expands chilled beam cooling equipment manufacturing here
WESTFIELD There is a hotel room just off Exit 3 of the Massachusetts turnpike here where the air conditioner never makes a noise, even when the world outside its window gets as hot and humid as Panama.
You can’t rent it for the night, but Westfield based Mestek Co. and its Dadanco division wants you to buy the super efficient made in Westfield HVAC technology the company has installed in that room and in the replica hospital room, laboratory, elementary school classroom and office at its Luxton Reed Center. Smith assembly factory at 47 industrial Park Road. Luxton Reed is zero net energy with the 406 solar panels on the roof making more energy on a good day than the facility uses.
The idea behind the demonstration rooms, said Chris Lawrence, Dadanco’s vice president of sales and marketing, is to give builders, architects and developers a real world taste of what Dadanco’s technology can do. Dadanco sales people can heat up the space outside the hotel room’s window to demonstrate a tropical location. Green Building Council and the World Green Building Council. The Green Building Council is behind the LEED, or Leadership in Energy and Environmental Design designation.
The Luxton Reed Center is itself a LID certified building and Dadanco’s technology can help builders reach Leed goals.
The technology works, Lawrence said, by using chilled water to cool buildings. Dadanco equipment takes a relatively small amount of air from a chiller, so that it is dehumidified, and passes that air over the cold water pipes at high speed. This creates negative pressure and draws room air over chilled pipes as well, cooling that room air.
Pumps for water are more efficient than fans for air, so moving less air is and more water is more efficient. Also, water has a higher specific gravity than air and thus holds its temperature better. A chilled beam system can be 30 percent more efficient than a traditional system.
Mestek started distributing Dadanco, an Australian company’s, technology in 2007, said Stewart Reed, Mestek’s CEO and son of founder, John Reed.
Mestek bought out Dadanco, moved manufacturing and management to Westfield and started work on the Luxton Reed center, named for John Reed and for Russell E. “Sam” Luxton who developed some of the technology.

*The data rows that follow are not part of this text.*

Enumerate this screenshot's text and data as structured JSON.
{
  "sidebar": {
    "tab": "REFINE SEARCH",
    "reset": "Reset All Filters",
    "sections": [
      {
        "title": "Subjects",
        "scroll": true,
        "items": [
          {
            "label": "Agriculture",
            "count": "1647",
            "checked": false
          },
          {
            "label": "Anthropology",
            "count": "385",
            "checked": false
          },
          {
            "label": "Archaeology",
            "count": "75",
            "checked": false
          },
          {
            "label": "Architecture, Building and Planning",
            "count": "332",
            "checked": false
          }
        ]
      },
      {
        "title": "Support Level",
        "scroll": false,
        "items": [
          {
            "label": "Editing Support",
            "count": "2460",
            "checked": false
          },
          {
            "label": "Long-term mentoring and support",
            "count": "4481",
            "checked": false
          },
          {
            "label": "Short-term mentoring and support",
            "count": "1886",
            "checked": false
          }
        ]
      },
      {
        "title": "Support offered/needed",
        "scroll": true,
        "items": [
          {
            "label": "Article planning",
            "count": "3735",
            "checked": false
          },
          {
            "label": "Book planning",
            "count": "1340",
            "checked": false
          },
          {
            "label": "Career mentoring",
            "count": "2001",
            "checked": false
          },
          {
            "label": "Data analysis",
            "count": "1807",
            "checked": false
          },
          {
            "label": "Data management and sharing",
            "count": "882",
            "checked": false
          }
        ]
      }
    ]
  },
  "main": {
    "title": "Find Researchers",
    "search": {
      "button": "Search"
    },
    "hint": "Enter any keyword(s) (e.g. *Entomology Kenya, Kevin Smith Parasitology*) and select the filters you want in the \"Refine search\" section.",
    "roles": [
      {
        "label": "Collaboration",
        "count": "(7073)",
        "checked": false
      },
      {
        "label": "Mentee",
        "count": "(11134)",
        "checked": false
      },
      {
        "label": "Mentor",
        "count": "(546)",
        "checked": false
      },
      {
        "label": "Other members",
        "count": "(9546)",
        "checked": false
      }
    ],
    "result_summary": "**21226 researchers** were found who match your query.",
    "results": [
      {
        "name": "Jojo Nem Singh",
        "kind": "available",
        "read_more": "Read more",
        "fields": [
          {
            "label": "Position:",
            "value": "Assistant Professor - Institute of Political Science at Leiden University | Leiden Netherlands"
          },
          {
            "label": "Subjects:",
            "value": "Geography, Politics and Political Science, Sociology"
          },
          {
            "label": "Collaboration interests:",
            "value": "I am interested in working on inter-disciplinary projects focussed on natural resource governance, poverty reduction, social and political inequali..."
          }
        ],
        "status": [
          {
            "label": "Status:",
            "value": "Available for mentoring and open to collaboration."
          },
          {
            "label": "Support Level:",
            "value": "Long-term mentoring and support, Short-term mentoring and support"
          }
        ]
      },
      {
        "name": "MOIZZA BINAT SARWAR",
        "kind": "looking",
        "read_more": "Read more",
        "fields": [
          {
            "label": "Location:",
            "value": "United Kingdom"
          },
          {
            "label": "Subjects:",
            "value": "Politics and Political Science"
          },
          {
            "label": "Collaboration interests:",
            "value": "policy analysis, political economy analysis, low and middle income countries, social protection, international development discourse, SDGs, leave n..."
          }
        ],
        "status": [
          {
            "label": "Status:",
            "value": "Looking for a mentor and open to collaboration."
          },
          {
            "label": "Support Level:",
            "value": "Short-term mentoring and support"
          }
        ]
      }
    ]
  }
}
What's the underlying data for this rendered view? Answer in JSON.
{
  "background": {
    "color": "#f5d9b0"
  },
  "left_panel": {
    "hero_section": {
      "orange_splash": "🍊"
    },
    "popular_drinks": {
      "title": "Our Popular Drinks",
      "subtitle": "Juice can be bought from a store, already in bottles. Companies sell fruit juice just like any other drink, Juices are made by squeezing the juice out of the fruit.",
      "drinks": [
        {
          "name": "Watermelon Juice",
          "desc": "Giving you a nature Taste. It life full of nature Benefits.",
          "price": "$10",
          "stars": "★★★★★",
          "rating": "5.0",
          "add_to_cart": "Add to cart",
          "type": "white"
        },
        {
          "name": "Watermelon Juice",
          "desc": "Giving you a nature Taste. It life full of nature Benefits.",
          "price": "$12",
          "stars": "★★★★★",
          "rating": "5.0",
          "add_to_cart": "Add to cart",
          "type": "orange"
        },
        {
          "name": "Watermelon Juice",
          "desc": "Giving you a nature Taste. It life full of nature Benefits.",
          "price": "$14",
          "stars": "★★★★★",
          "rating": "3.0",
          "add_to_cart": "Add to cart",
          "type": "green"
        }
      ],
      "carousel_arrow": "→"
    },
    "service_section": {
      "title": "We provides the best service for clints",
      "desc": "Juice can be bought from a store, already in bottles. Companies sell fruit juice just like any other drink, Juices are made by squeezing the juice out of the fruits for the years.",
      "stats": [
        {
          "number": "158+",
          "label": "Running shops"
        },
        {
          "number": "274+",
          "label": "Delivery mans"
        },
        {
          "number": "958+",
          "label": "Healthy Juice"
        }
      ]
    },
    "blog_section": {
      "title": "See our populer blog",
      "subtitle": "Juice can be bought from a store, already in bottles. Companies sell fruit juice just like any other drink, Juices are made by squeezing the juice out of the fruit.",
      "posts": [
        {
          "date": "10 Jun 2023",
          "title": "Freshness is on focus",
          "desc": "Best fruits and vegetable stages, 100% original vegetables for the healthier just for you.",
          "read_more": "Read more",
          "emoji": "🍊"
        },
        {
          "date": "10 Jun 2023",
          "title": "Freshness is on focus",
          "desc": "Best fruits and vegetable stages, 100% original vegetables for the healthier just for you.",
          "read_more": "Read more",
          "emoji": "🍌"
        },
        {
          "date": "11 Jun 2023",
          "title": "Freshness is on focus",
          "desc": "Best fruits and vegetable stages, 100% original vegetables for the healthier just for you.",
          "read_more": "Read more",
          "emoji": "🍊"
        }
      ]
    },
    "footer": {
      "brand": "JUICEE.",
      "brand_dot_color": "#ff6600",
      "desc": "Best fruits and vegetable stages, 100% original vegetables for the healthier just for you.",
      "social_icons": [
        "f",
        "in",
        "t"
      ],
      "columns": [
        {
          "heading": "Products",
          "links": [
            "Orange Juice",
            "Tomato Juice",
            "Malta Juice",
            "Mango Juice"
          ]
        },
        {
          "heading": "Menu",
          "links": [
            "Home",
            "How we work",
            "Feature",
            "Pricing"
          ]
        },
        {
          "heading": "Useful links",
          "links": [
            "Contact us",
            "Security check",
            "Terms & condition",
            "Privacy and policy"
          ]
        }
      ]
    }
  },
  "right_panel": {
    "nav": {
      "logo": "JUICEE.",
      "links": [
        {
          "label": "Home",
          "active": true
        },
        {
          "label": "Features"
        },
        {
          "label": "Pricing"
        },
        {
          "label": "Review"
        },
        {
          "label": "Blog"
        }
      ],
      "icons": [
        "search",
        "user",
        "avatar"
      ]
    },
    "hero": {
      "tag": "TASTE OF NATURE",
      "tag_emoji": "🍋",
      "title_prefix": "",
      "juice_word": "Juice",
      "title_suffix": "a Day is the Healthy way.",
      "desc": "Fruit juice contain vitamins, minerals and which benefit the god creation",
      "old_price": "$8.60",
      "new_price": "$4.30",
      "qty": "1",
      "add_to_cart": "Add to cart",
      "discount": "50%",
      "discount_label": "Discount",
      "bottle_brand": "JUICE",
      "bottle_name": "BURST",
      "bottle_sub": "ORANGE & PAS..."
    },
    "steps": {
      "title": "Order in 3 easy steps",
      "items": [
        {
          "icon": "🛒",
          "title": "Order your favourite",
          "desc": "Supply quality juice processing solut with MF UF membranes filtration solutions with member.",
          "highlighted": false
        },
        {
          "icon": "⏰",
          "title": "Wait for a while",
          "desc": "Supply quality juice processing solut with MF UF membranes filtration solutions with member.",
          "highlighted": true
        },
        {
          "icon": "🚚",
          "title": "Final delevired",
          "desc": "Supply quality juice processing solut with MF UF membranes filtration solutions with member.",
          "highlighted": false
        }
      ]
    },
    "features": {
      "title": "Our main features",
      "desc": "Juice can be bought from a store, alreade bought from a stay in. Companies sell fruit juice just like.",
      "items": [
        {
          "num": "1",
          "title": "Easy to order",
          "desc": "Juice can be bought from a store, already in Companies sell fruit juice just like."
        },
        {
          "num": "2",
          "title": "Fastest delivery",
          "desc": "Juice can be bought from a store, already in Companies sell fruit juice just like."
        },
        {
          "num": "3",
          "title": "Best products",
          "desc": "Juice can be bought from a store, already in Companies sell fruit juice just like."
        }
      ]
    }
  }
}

“(The Center) was a major investment for the company and we are proud of it,” Stewart Reed said.
Since bringing Dadanco to Westfield, Reed said Mestek has hired 12 additional manufacturing and design workers and is in the market to hire more engineers and designers.
“We will scale up manufacturing as we sell more of the technology,” Reed said.

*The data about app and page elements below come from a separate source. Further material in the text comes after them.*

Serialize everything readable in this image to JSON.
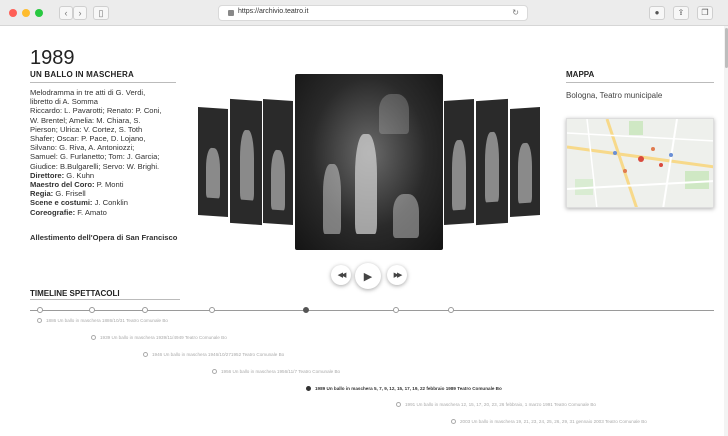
{
  "browser": {
    "url": "https://archivio.teatro.it",
    "traffic_colors": [
      "#fe5f57",
      "#febc2e",
      "#28c840"
    ]
  },
  "header": {
    "year": "1989",
    "title": "UN BALLO IN MASCHERA"
  },
  "details": [
    {
      "label": "",
      "text": "Melodramma in tre atti di G. Verdi,"
    },
    {
      "label": "",
      "text": "libretto di A. Somma"
    },
    {
      "label": "",
      "text": "Riccardo: L. Pavarotti; Renato: P. Coni,"
    },
    {
      "label": "",
      "text": "W. Brentel; Amelia: M. Chiara, S."
    },
    {
      "label": "",
      "text": "Pierson; Ulrica: V. Cortez, S. Toth"
    },
    {
      "label": "",
      "text": "Shafer; Oscar: P. Pace, D. Lojano,"
    },
    {
      "label": "",
      "text": "Silvano: G. Riva, A. Antoniozzi;"
    },
    {
      "label": "",
      "text": "Samuel: G. Furlanetto; Tom: J. Garcia;"
    },
    {
      "label": "",
      "text": "Giudice: B.Bulgarelli; Servo: W. Brighi."
    },
    {
      "label": "Direttore:",
      "text": " G. Kuhn"
    },
    {
      "label": "Maestro del Coro:",
      "text": " P. Monti"
    },
    {
      "label": "Regia:",
      "text": " G. Frisell"
    },
    {
      "label": "Scene e costumi:",
      "text": " J. Conklin"
    },
    {
      "label": "Coreografie:",
      "text": " F. Amato"
    }
  ],
  "production": "Allestimento dell'Opera di San Francisco",
  "map": {
    "heading": "MAPPA",
    "place": "Bologna, Teatro municipale"
  },
  "timeline": {
    "heading": "TIMELINE SPETTACOLI",
    "entries": [
      {
        "text": "1886 Un ballo in maschera 1886/10/31 Teatro Comunale Bo",
        "active": false
      },
      {
        "text": "1939 Un ballo in maschera 1939/11/4949 Teatro Comunale Bo",
        "active": false
      },
      {
        "text": "1946 Un ballo in maschera 1946/10/271952 Teatro Comunale Bo",
        "active": false
      },
      {
        "text": "1956 Un ballo in maschera 1956/11/7 Teatro Comunale Bo",
        "active": false
      },
      {
        "text": "1989 Un ballo in maschera 5, 7, 9, 12, 15, 17, 19, 22 febbraio 1989 Teatro Comunale Bo",
        "active": true
      },
      {
        "text": "1991 Un ballo in maschera 12, 15, 17, 20, 23, 26 febbraio, 1 marzo 1991 Teatro Comunale Bo",
        "active": false
      },
      {
        "text": "2003 Un ballo in maschera 19, 21, 23, 24, 25, 26, 29, 31 gennaio 2003 Teatro Comunale Bo",
        "active": false
      }
    ]
  },
  "controls": {
    "prev": "◀◀",
    "play": "▶",
    "next": "▶▶"
  }
}
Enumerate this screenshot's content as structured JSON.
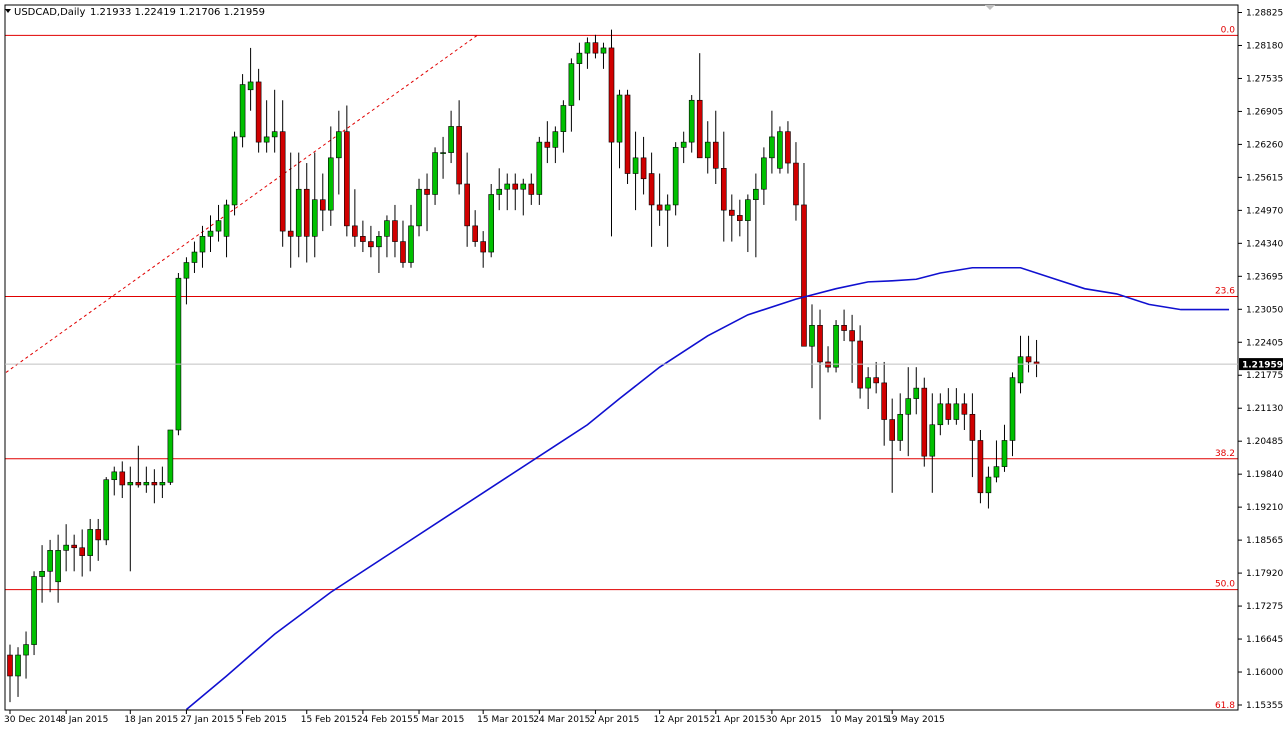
{
  "header": {
    "symbol": "USDCAD,Daily",
    "ohlc": "1.21933 1.22419 1.21706 1.21959"
  },
  "colors": {
    "bull": "#00c000",
    "bear": "#d00000",
    "ma": "#1010d0",
    "fib": "#e00000",
    "axis": "#000000"
  },
  "icons": {
    "menu": "triangle-down-icon"
  },
  "chart_data": {
    "type": "candlestick",
    "ylim": [
      1.1535,
      1.2882
    ],
    "current_price": "1.21959",
    "y_ticks": [
      "1.28825",
      "1.28180",
      "1.27535",
      "1.26905",
      "1.26260",
      "1.25615",
      "1.24970",
      "1.24340",
      "1.23695",
      "1.23050",
      "1.22405",
      "1.21775",
      "1.21130",
      "1.20485",
      "1.19840",
      "1.19210",
      "1.18565",
      "1.17920",
      "1.17275",
      "1.16645",
      "1.16000",
      "1.15355"
    ],
    "x_ticks": [
      {
        "label": "30 Dec 2014",
        "i": 0
      },
      {
        "label": "8 Jan 2015",
        "i": 7
      },
      {
        "label": "18 Jan 2015",
        "i": 15
      },
      {
        "label": "27 Jan 2015",
        "i": 22
      },
      {
        "label": "5 Feb 2015",
        "i": 29
      },
      {
        "label": "15 Feb 2015",
        "i": 37
      },
      {
        "label": "24 Feb 2015",
        "i": 44
      },
      {
        "label": "5 Mar 2015",
        "i": 51
      },
      {
        "label": "15 Mar 2015",
        "i": 59
      },
      {
        "label": "24 Mar 2015",
        "i": 66
      },
      {
        "label": "2 Apr 2015",
        "i": 73
      },
      {
        "label": "12 Apr 2015",
        "i": 81
      },
      {
        "label": "21 Apr 2015",
        "i": 88
      },
      {
        "label": "30 Apr 2015",
        "i": 95
      },
      {
        "label": "10 May 2015",
        "i": 103
      },
      {
        "label": "19 May 2015",
        "i": 110
      }
    ],
    "fib_levels": [
      {
        "label": "0.0",
        "value": 1.2824
      },
      {
        "label": "23.6",
        "value": 1.2325
      },
      {
        "label": "38.2",
        "value": 1.2015
      },
      {
        "label": "50.0",
        "value": 1.1765
      },
      {
        "label": "61.8",
        "value": 1.1512
      }
    ],
    "fib_trend": {
      "from": {
        "i": 0,
        "value": 1.218
      },
      "to": {
        "i": 59,
        "value": 1.2824
      }
    },
    "candles": [
      [
        1.164,
        1.166,
        1.155,
        1.16
      ],
      [
        1.16,
        1.1655,
        1.156,
        1.164
      ],
      [
        1.164,
        1.1685,
        1.1595,
        1.166
      ],
      [
        1.166,
        1.18,
        1.164,
        1.179
      ],
      [
        1.179,
        1.185,
        1.174,
        1.18
      ],
      [
        1.18,
        1.186,
        1.176,
        1.184
      ],
      [
        1.178,
        1.187,
        1.174,
        1.184
      ],
      [
        1.184,
        1.189,
        1.18,
        1.185
      ],
      [
        1.185,
        1.187,
        1.18,
        1.1845
      ],
      [
        1.1845,
        1.188,
        1.179,
        1.183
      ],
      [
        1.183,
        1.19,
        1.18,
        1.188
      ],
      [
        1.188,
        1.19,
        1.182,
        1.186
      ],
      [
        1.186,
        1.198,
        1.185,
        1.1975
      ],
      [
        1.1975,
        1.2,
        1.1945,
        1.199
      ],
      [
        1.199,
        1.201,
        1.194,
        1.1965
      ],
      [
        1.1965,
        1.2,
        1.18,
        1.197
      ],
      [
        1.197,
        1.204,
        1.196,
        1.1965
      ],
      [
        1.1965,
        1.2,
        1.195,
        1.197
      ],
      [
        1.197,
        1.1995,
        1.193,
        1.1965
      ],
      [
        1.1965,
        1.2,
        1.194,
        1.197
      ],
      [
        1.197,
        1.207,
        1.1965,
        1.207
      ],
      [
        1.207,
        1.237,
        1.206,
        1.236
      ],
      [
        1.236,
        1.24,
        1.231,
        1.239
      ],
      [
        1.239,
        1.243,
        1.237,
        1.241
      ],
      [
        1.241,
        1.246,
        1.238,
        1.244
      ],
      [
        1.244,
        1.248,
        1.241,
        1.245
      ],
      [
        1.245,
        1.25,
        1.243,
        1.247
      ],
      [
        1.244,
        1.251,
        1.24,
        1.25
      ],
      [
        1.25,
        1.264,
        1.248,
        1.263
      ],
      [
        1.263,
        1.275,
        1.261,
        1.273
      ],
      [
        1.272,
        1.28,
        1.268,
        1.2735
      ],
      [
        1.2735,
        1.276,
        1.26,
        1.262
      ],
      [
        1.262,
        1.27,
        1.26,
        1.263
      ],
      [
        1.263,
        1.272,
        1.26,
        1.264
      ],
      [
        1.264,
        1.27,
        1.242,
        1.245
      ],
      [
        1.245,
        1.26,
        1.238,
        1.244
      ],
      [
        1.244,
        1.26,
        1.24,
        1.253
      ],
      [
        1.253,
        1.258,
        1.239,
        1.244
      ],
      [
        1.244,
        1.26,
        1.24,
        1.251
      ],
      [
        1.251,
        1.256,
        1.245,
        1.249
      ],
      [
        1.249,
        1.265,
        1.246,
        1.259
      ],
      [
        1.259,
        1.268,
        1.252,
        1.264
      ],
      [
        1.264,
        1.269,
        1.244,
        1.246
      ],
      [
        1.246,
        1.253,
        1.242,
        1.244
      ],
      [
        1.244,
        1.247,
        1.241,
        1.243
      ],
      [
        1.243,
        1.246,
        1.24,
        1.242
      ],
      [
        1.242,
        1.245,
        1.237,
        1.244
      ],
      [
        1.244,
        1.248,
        1.24,
        1.247
      ],
      [
        1.247,
        1.25,
        1.24,
        1.243
      ],
      [
        1.243,
        1.247,
        1.238,
        1.239
      ],
      [
        1.239,
        1.25,
        1.238,
        1.246
      ],
      [
        1.246,
        1.255,
        1.244,
        1.253
      ],
      [
        1.253,
        1.256,
        1.245,
        1.252
      ],
      [
        1.252,
        1.261,
        1.25,
        1.26
      ],
      [
        1.26,
        1.263,
        1.255,
        1.26
      ],
      [
        1.26,
        1.268,
        1.258,
        1.265
      ],
      [
        1.265,
        1.27,
        1.252,
        1.254
      ],
      [
        1.254,
        1.26,
        1.242,
        1.246
      ],
      [
        1.246,
        1.249,
        1.242,
        1.243
      ],
      [
        1.243,
        1.245,
        1.238,
        1.241
      ],
      [
        1.241,
        1.254,
        1.24,
        1.252
      ],
      [
        1.252,
        1.257,
        1.249,
        1.253
      ],
      [
        1.253,
        1.256,
        1.249,
        1.254
      ],
      [
        1.254,
        1.256,
        1.249,
        1.253
      ],
      [
        1.253,
        1.255,
        1.248,
        1.254
      ],
      [
        1.254,
        1.256,
        1.25,
        1.252
      ],
      [
        1.252,
        1.263,
        1.25,
        1.262
      ],
      [
        1.262,
        1.266,
        1.258,
        1.261
      ],
      [
        1.261,
        1.265,
        1.258,
        1.264
      ],
      [
        1.264,
        1.27,
        1.26,
        1.269
      ],
      [
        1.269,
        1.278,
        1.264,
        1.277
      ],
      [
        1.277,
        1.281,
        1.27,
        1.279
      ],
      [
        1.279,
        1.282,
        1.276,
        1.281
      ],
      [
        1.281,
        1.2825,
        1.278,
        1.279
      ],
      [
        1.279,
        1.281,
        1.276,
        1.28
      ],
      [
        1.28,
        1.2835,
        1.244,
        1.262
      ],
      [
        1.262,
        1.272,
        1.257,
        1.271
      ],
      [
        1.271,
        1.272,
        1.254,
        1.256
      ],
      [
        1.256,
        1.264,
        1.249,
        1.259
      ],
      [
        1.259,
        1.263,
        1.252,
        1.255
      ],
      [
        1.256,
        1.26,
        1.242,
        1.25
      ],
      [
        1.25,
        1.256,
        1.246,
        1.249
      ],
      [
        1.249,
        1.252,
        1.242,
        1.25
      ],
      [
        1.25,
        1.262,
        1.248,
        1.261
      ],
      [
        1.261,
        1.264,
        1.258,
        1.262
      ],
      [
        1.262,
        1.271,
        1.26,
        1.27
      ],
      [
        1.27,
        1.279,
        1.262,
        1.259
      ],
      [
        1.259,
        1.266,
        1.256,
        1.262
      ],
      [
        1.262,
        1.268,
        1.254,
        1.257
      ],
      [
        1.257,
        1.264,
        1.243,
        1.249
      ],
      [
        1.249,
        1.252,
        1.243,
        1.248
      ],
      [
        1.248,
        1.251,
        1.244,
        1.247
      ],
      [
        1.247,
        1.252,
        1.241,
        1.251
      ],
      [
        1.251,
        1.256,
        1.24,
        1.253
      ],
      [
        1.253,
        1.261,
        1.25,
        1.259
      ],
      [
        1.259,
        1.268,
        1.256,
        1.263
      ],
      [
        1.257,
        1.265,
        1.256,
        1.264
      ],
      [
        1.264,
        1.266,
        1.256,
        1.258
      ],
      [
        1.258,
        1.262,
        1.247,
        1.25
      ],
      [
        1.25,
        1.258,
        1.228,
        1.223
      ],
      [
        1.223,
        1.231,
        1.215,
        1.227
      ],
      [
        1.227,
        1.23,
        1.209,
        1.22
      ],
      [
        1.22,
        1.223,
        1.218,
        1.219
      ],
      [
        1.219,
        1.228,
        1.218,
        1.227
      ],
      [
        1.227,
        1.23,
        1.224,
        1.226
      ],
      [
        1.226,
        1.229,
        1.216,
        1.224
      ],
      [
        1.224,
        1.227,
        1.213,
        1.215
      ],
      [
        1.215,
        1.219,
        1.211,
        1.217
      ],
      [
        1.217,
        1.22,
        1.214,
        1.216
      ],
      [
        1.216,
        1.22,
        1.204,
        1.209
      ],
      [
        1.209,
        1.213,
        1.195,
        1.205
      ],
      [
        1.205,
        1.214,
        1.203,
        1.21
      ],
      [
        1.21,
        1.219,
        1.202,
        1.213
      ],
      [
        1.213,
        1.219,
        1.21,
        1.215
      ],
      [
        1.215,
        1.217,
        1.2,
        1.202
      ],
      [
        1.202,
        1.214,
        1.195,
        1.208
      ],
      [
        1.208,
        1.214,
        1.206,
        1.212
      ],
      [
        1.212,
        1.215,
        1.208,
        1.209
      ],
      [
        1.209,
        1.215,
        1.208,
        1.212
      ],
      [
        1.212,
        1.214,
        1.207,
        1.21
      ],
      [
        1.21,
        1.214,
        1.198,
        1.205
      ],
      [
        1.205,
        1.207,
        1.193,
        1.195
      ],
      [
        1.195,
        1.2,
        1.192,
        1.198
      ],
      [
        1.198,
        1.205,
        1.197,
        1.2
      ],
      [
        1.2,
        1.208,
        1.199,
        1.205
      ],
      [
        1.205,
        1.218,
        1.202,
        1.217
      ],
      [
        1.216,
        1.225,
        1.214,
        1.221
      ],
      [
        1.221,
        1.225,
        1.218,
        1.22
      ],
      [
        1.22,
        1.2242,
        1.2171,
        1.2196
      ]
    ],
    "series": [
      {
        "type": "line",
        "values": [
          [
            22,
            1.1536
          ],
          [
            27,
            1.16
          ],
          [
            33,
            1.168
          ],
          [
            40,
            1.176
          ],
          [
            48,
            1.184
          ],
          [
            55,
            1.191
          ],
          [
            62,
            1.198
          ],
          [
            68,
            1.204
          ],
          [
            72,
            1.208
          ],
          [
            76,
            1.213
          ],
          [
            81,
            1.219
          ],
          [
            87,
            1.225
          ],
          [
            92,
            1.229
          ],
          [
            98,
            1.232
          ],
          [
            103,
            1.234
          ],
          [
            107,
            1.2353
          ],
          [
            110,
            1.2355
          ],
          [
            113,
            1.2358
          ],
          [
            116,
            1.237
          ],
          [
            120,
            1.238
          ],
          [
            123,
            1.238
          ],
          [
            126,
            1.238
          ],
          [
            130,
            1.236
          ],
          [
            134,
            1.234
          ],
          [
            138,
            1.233
          ],
          [
            142,
            1.231
          ],
          [
            146,
            1.23
          ],
          [
            150,
            1.23
          ],
          [
            152,
            1.23
          ]
        ]
      }
    ]
  }
}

The products are built in Mestek’s south Factory, elsewhere in Westfield. Manufacturing employees in all Mestek’s operations here earn about $29 an hour when benefits are figured in. overall, the Mestek has 1,800 employees with 350 in its Westfield locations.
How can Mestek afford to manufacture its products, including Dadanco, in a high cost area? Reed said efficiency is the key. They just installed a brand new painting facility, for example.
And manufacturing employees go through rigorous LEAN training to eliminate waste, a program based on Toyota manufacturing methods.
“As they get more versatile they become more valuable and we can pay them more,” he said. “We can do it here because of the quality of the people we have been able to attract.”
Reed said he also is working to make Mestek an attractive buyer for company owners looking to sell.
“Owners are not looking for every last dollar,” he said. “They want a fair price, but they want to know the company is going to be in good hands. That is where I want to position Mestek.”
Mayor Daniel Knapik said the city offered tax incentives to get the Luxton Reed Center built.
According to city records it was a 9 Year tax increment financing agreement that expected to save Mestek $62,180. The state approved $133,200 in investment tax credits. Mestek, Inc. also will benefit from the state’s 10 percent abandoned building deduction.
“It’s part of a trend we have seen with manufacturing jobs coming back to this country,” Knapik said. “Those jobs are the gold standard. Manufacturing jobs set the tone for the rest of the economy.”
“We added a million jobs when everyone else was laying people off,” Gottfried said of the industry as a whole. “This is not hug a tree, send $50 to the Sierra club and get the Birkenstocks. This is the billionaire of future.;